* _About this exercise_
Retype the entries below exactly, dropping the images.

* _Data shown_
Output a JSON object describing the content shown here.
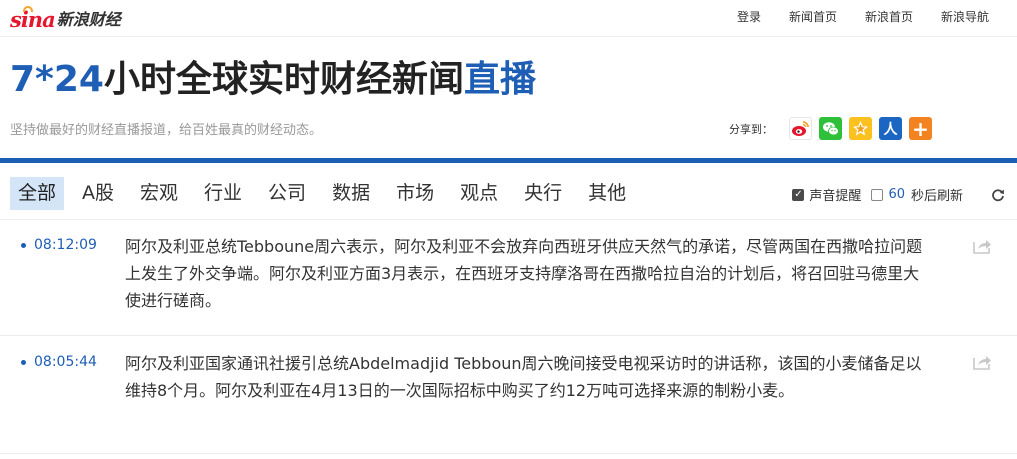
{
  "header": {
    "logo_sina": "sina",
    "logo_text": "新浪财经",
    "links": [
      "登录",
      "新闻首页",
      "新浪首页",
      "新浪导航"
    ]
  },
  "title": {
    "part1": "7*24",
    "part2": "小时全球实时财经新闻",
    "part3": "直播",
    "slogan": "坚持做最好的财经直播报道，给百姓最真的财经动态。"
  },
  "share": {
    "label": "分享到：",
    "icons": [
      "weibo-icon",
      "wechat-icon",
      "qzone-icon",
      "renren-icon",
      "more-icon"
    ],
    "renren_glyph": "人",
    "more_glyph": "+"
  },
  "tabs": [
    {
      "label": "全部",
      "active": true
    },
    {
      "label": "A股",
      "active": false
    },
    {
      "label": "宏观",
      "active": false
    },
    {
      "label": "行业",
      "active": false
    },
    {
      "label": "公司",
      "active": false
    },
    {
      "label": "数据",
      "active": false
    },
    {
      "label": "市场",
      "active": false
    },
    {
      "label": "观点",
      "active": false
    },
    {
      "label": "央行",
      "active": false
    },
    {
      "label": "其他",
      "active": false
    }
  ],
  "tools": {
    "sound_label": "声音提醒",
    "sound_checked": true,
    "refresh_seconds": "60",
    "refresh_label": "秒后刷新",
    "refresh_checked": false
  },
  "feed": [
    {
      "time": "08:12:09",
      "text": "阿尔及利亚总统Tebboune周六表示，阿尔及利亚不会放弃向西班牙供应天然气的承诺，尽管两国在西撒哈拉问题上发生了外交争端。阿尔及利亚方面3月表示，在西班牙支持摩洛哥在西撒哈拉自治的计划后，将召回驻马德里大使进行磋商。"
    },
    {
      "time": "08:05:44",
      "text": "阿尔及利亚国家通讯社援引总统Abdelmadjid Tebboun周六晚间接受电视采访时的讲话称，该国的小麦储备足以维持8个月。阿尔及利亚在4月13日的一次国际招标中购买了约12万吨可选择来源的制粉小麦。"
    }
  ],
  "colors": {
    "brand_blue": "#1e5eb5",
    "brand_red": "#e6162d",
    "active_tab_bg": "#d3e5f7"
  }
}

* _Your solution_
Output a JSON object describing the content shown here.
{
  "header": {
    "logo_sina": "sina",
    "logo_text": "新浪财经",
    "links": [
      "登录",
      "新闻首页",
      "新浪首页",
      "新浪导航"
    ]
  },
  "title": {
    "part1": "7*24",
    "part2": "小时全球实时财经新闻",
    "part3": "直播",
    "slogan": "坚持做最好的财经直播报道，给百姓最真的财经动态。"
  },
  "share": {
    "label": "分享到：",
    "icons": [
      "weibo-icon",
      "wechat-icon",
      "qzone-icon",
      "renren-icon",
      "more-icon"
    ],
    "renren_glyph": "人",
    "more_glyph": "+"
  },
  "tabs": [
    {
      "label": "全部",
      "active": true
    },
    {
      "label": "A股",
      "active": false
    },
    {
      "label": "宏观",
      "active": false
    },
    {
      "label": "行业",
      "active": false
    },
    {
      "label": "公司",
      "active": false
    },
    {
      "label": "数据",
      "active": false
    },
    {
      "label": "市场",
      "active": false
    },
    {
      "label": "观点",
      "active": false
    },
    {
      "label": "央行",
      "active": false
    },
    {
      "label": "其他",
      "active": false
    }
  ],
  "tools": {
    "sound_label": "声音提醒",
    "sound_checked": true,
    "refresh_seconds": "60",
    "refresh_label": "秒后刷新",
    "refresh_checked": false
  },
  "feed": [
    {
      "time": "08:12:09",
      "text": "阿尔及利亚总统Tebboune周六表示，阿尔及利亚不会放弃向西班牙供应天然气的承诺，尽管两国在西撒哈拉问题上发生了外交争端。阿尔及利亚方面3月表示，在西班牙支持摩洛哥在西撒哈拉自治的计划后，将召回驻马德里大使进行磋商。"
    },
    {
      "time": "08:05:44",
      "text": "阿尔及利亚国家通讯社援引总统Abdelmadjid Tebboun周六晚间接受电视采访时的讲话称，该国的小麦储备足以维持8个月。阿尔及利亚在4月13日的一次国际招标中购买了约12万吨可选择来源的制粉小麦。"
    }
  ],
  "colors": {
    "brand_blue": "#1e5eb5",
    "brand_red": "#e6162d",
    "active_tab_bg": "#d3e5f7"
  }
}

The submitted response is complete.